» WORK TO BE COMPLETED: Copy the data as given. No line may be skipped.

"""

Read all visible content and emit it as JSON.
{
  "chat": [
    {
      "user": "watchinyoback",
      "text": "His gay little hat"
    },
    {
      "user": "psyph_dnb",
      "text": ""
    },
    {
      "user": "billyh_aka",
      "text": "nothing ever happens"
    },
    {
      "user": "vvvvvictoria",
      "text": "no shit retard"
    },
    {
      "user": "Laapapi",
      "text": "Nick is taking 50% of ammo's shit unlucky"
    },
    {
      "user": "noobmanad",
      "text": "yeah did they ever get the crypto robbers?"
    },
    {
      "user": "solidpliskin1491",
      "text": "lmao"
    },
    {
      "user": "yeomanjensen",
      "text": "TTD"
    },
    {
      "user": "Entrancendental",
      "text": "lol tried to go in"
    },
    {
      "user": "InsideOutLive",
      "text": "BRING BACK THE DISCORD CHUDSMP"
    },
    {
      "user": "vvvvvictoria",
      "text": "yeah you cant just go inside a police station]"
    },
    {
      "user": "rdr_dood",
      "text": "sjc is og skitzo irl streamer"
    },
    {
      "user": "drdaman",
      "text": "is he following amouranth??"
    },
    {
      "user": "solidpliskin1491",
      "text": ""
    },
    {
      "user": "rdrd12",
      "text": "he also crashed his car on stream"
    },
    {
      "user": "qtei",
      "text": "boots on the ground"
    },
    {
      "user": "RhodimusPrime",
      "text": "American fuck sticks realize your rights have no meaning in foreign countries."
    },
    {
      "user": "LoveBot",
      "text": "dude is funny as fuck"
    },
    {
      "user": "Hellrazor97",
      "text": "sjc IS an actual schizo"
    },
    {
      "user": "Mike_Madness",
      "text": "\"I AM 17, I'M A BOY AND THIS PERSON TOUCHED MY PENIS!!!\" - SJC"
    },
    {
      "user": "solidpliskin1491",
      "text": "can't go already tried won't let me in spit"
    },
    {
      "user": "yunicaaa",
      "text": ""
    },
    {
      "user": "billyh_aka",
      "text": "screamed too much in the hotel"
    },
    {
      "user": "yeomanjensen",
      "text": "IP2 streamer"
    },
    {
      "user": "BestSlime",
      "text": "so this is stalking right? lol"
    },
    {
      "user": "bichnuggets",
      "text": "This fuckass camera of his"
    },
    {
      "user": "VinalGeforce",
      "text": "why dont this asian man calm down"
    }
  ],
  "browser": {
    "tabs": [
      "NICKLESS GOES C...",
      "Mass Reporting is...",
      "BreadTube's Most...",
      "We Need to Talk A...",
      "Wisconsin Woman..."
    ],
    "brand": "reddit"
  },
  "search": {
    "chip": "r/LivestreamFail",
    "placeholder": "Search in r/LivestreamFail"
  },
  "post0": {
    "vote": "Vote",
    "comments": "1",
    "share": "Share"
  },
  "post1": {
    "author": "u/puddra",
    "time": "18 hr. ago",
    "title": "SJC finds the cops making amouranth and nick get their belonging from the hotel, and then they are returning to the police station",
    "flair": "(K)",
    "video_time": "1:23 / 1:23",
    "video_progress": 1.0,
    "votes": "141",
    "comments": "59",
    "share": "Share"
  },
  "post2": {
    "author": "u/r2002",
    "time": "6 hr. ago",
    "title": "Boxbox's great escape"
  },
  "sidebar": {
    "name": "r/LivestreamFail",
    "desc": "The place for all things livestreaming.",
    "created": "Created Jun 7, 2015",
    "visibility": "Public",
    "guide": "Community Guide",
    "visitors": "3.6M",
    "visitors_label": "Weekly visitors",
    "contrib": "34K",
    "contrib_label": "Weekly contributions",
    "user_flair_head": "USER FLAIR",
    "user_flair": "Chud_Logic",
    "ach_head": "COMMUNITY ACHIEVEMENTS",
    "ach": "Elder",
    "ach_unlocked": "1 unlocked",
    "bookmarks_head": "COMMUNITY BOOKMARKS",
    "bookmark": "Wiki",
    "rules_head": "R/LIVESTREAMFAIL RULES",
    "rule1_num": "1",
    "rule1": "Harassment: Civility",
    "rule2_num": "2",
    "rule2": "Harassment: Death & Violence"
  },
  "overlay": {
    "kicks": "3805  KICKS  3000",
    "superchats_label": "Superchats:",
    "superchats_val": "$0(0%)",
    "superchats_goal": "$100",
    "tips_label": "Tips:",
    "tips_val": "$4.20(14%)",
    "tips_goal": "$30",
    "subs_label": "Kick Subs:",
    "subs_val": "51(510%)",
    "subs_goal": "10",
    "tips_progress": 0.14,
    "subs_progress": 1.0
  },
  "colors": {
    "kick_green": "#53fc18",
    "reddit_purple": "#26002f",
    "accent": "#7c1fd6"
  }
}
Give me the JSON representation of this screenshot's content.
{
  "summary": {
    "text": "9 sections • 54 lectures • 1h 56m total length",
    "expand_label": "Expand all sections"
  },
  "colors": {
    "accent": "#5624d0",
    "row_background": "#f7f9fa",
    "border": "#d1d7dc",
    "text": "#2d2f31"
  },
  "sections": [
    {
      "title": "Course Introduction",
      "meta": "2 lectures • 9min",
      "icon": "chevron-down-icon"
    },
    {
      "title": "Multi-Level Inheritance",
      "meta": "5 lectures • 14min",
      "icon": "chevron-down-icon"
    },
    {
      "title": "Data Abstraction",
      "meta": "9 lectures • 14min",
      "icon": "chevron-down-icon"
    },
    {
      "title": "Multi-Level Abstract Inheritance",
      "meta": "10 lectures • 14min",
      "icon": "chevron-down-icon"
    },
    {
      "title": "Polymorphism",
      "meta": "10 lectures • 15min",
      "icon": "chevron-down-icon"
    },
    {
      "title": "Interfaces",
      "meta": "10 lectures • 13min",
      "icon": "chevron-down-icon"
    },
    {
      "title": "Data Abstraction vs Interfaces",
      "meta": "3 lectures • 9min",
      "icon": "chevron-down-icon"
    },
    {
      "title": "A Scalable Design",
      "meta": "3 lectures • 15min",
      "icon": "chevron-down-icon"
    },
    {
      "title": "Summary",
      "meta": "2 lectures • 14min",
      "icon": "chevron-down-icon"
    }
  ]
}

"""

» RESULT OF THE TASK:
Read all visible content and emit it as JSON.
{
  "chat": [
    {
      "user": "watchinyoback",
      "text": "His gay little hat"
    },
    {
      "user": "psyph_dnb",
      "text": ""
    },
    {
      "user": "billyh_aka",
      "text": "nothing ever happens"
    },
    {
      "user": "vvvvvictoria",
      "text": "no shit retard"
    },
    {
      "user": "Laapapi",
      "text": "Nick is taking 50% of ammo's shit unlucky"
    },
    {
      "user": "noobmanad",
      "text": "yeah did they ever get the crypto robbers?"
    },
    {
      "user": "solidpliskin1491",
      "text": "lmao"
    },
    {
      "user": "yeomanjensen",
      "text": "TTD"
    },
    {
      "user": "Entrancendental",
      "text": "lol tried to go in"
    },
    {
      "user": "InsideOutLive",
      "text": "BRING BACK THE DISCORD CHUDSMP"
    },
    {
      "user": "vvvvvictoria",
      "text": "yeah you cant just go inside a police station]"
    },
    {
      "user": "rdr_dood",
      "text": "sjc is og skitzo irl streamer"
    },
    {
      "user": "drdaman",
      "text": "is he following amouranth??"
    },
    {
      "user": "solidpliskin1491",
      "text": ""
    },
    {
      "user": "rdrd12",
      "text": "he also crashed his car on stream"
    },
    {
      "user": "qtei",
      "text": "boots on the ground"
    },
    {
      "user": "RhodimusPrime",
      "text": "American fuck sticks realize your rights have no meaning in foreign countries."
    },
    {
      "user": "LoveBot",
      "text": "dude is funny as fuck"
    },
    {
      "user": "Hellrazor97",
      "text": "sjc IS an actual schizo"
    },
    {
      "user": "Mike_Madness",
      "text": "\"I AM 17, I'M A BOY AND THIS PERSON TOUCHED MY PENIS!!!\" - SJC"
    },
    {
      "user": "solidpliskin1491",
      "text": "can't go already tried won't let me in spit"
    },
    {
      "user": "yunicaaa",
      "text": ""
    },
    {
      "user": "billyh_aka",
      "text": "screamed too much in the hotel"
    },
    {
      "user": "yeomanjensen",
      "text": "IP2 streamer"
    },
    {
      "user": "BestSlime",
      "text": "so this is stalking right? lol"
    },
    {
      "user": "bichnuggets",
      "text": "This fuckass camera of his"
    },
    {
      "user": "VinalGeforce",
      "text": "why dont this asian man calm down"
    }
  ],
  "browser": {
    "tabs": [
      "NICKLESS GOES C...",
      "Mass Reporting is...",
      "BreadTube's Most...",
      "We Need to Talk A...",
      "Wisconsin Woman..."
    ],
    "brand": "reddit"
  },
  "search": {
    "chip": "r/LivestreamFail",
    "placeholder": "Search in r/LivestreamFail"
  },
  "post0": {
    "vote": "Vote",
    "comments": "1",
    "share": "Share"
  },
  "post1": {
    "author": "u/puddra",
    "time": "18 hr. ago",
    "title": "SJC finds the cops making amouranth and nick get their belonging from the hotel, and then they are returning to the police station",
    "flair": "(K)",
    "video_time": "1:23 / 1:23",
    "video_progress": 1.0,
    "votes": "141",
    "comments": "59",
    "share": "Share"
  },
  "post2": {
    "author": "u/r2002",
    "time": "6 hr. ago",
    "title": "Boxbox's great escape"
  },
  "sidebar": {
    "name": "r/LivestreamFail",
    "desc": "The place for all things livestreaming.",
    "created": "Created Jun 7, 2015",
    "visibility": "Public",
    "guide": "Community Guide",
    "visitors": "3.6M",
    "visitors_label": "Weekly visitors",
    "contrib": "34K",
    "contrib_label": "Weekly contributions",
    "user_flair_head": "USER FLAIR",
    "user_flair": "Chud_Logic",
    "ach_head": "COMMUNITY ACHIEVEMENTS",
    "ach": "Elder",
    "ach_unlocked": "1 unlocked",
    "bookmarks_head": "COMMUNITY BOOKMARKS",
    "bookmark": "Wiki",
    "rules_head": "R/LIVESTREAMFAIL RULES",
    "rule1_num": "1",
    "rule1": "Harassment: Civility",
    "rule2_num": "2",
    "rule2": "Harassment: Death & Violence"
  },
  "overlay": {
    "kicks": "3805  KICKS  3000",
    "superchats_label": "Superchats:",
    "superchats_val": "$0(0%)",
    "superchats_goal": "$100",
    "tips_label": "Tips:",
    "tips_val": "$4.20(14%)",
    "tips_goal": "$30",
    "subs_label": "Kick Subs:",
    "subs_val": "51(510%)",
    "subs_goal": "10",
    "tips_progress": 0.14,
    "subs_progress": 1.0
  },
  "colors": {
    "kick_green": "#53fc18",
    "reddit_purple": "#26002f",
    "accent": "#7c1fd6"
  }
}
Give me the JSON representation of this screenshot's content.
{
  "summary": {
    "text": "9 sections • 54 lectures • 1h 56m total length",
    "expand_label": "Expand all sections"
  },
  "colors": {
    "accent": "#5624d0",
    "row_background": "#f7f9fa",
    "border": "#d1d7dc",
    "text": "#2d2f31"
  },
  "sections": [
    {
      "title": "Course Introduction",
      "meta": "2 lectures • 9min",
      "icon": "chevron-down-icon"
    },
    {
      "title": "Multi-Level Inheritance",
      "meta": "5 lectures • 14min",
      "icon": "chevron-down-icon"
    },
    {
      "title": "Data Abstraction",
      "meta": "9 lectures • 14min",
      "icon": "chevron-down-icon"
    },
    {
      "title": "Multi-Level Abstract Inheritance",
      "meta": "10 lectures • 14min",
      "icon": "chevron-down-icon"
    },
    {
      "title": "Polymorphism",
      "meta": "10 lectures • 15min",
      "icon": "chevron-down-icon"
    },
    {
      "title": "Interfaces",
      "meta": "10 lectures • 13min",
      "icon": "chevron-down-icon"
    },
    {
      "title": "Data Abstraction vs Interfaces",
      "meta": "3 lectures • 9min",
      "icon": "chevron-down-icon"
    },
    {
      "title": "A Scalable Design",
      "meta": "3 lectures • 15min",
      "icon": "chevron-down-icon"
    },
    {
      "title": "Summary",
      "meta": "2 lectures • 14min",
      "icon": "chevron-down-icon"
    }
  ]
}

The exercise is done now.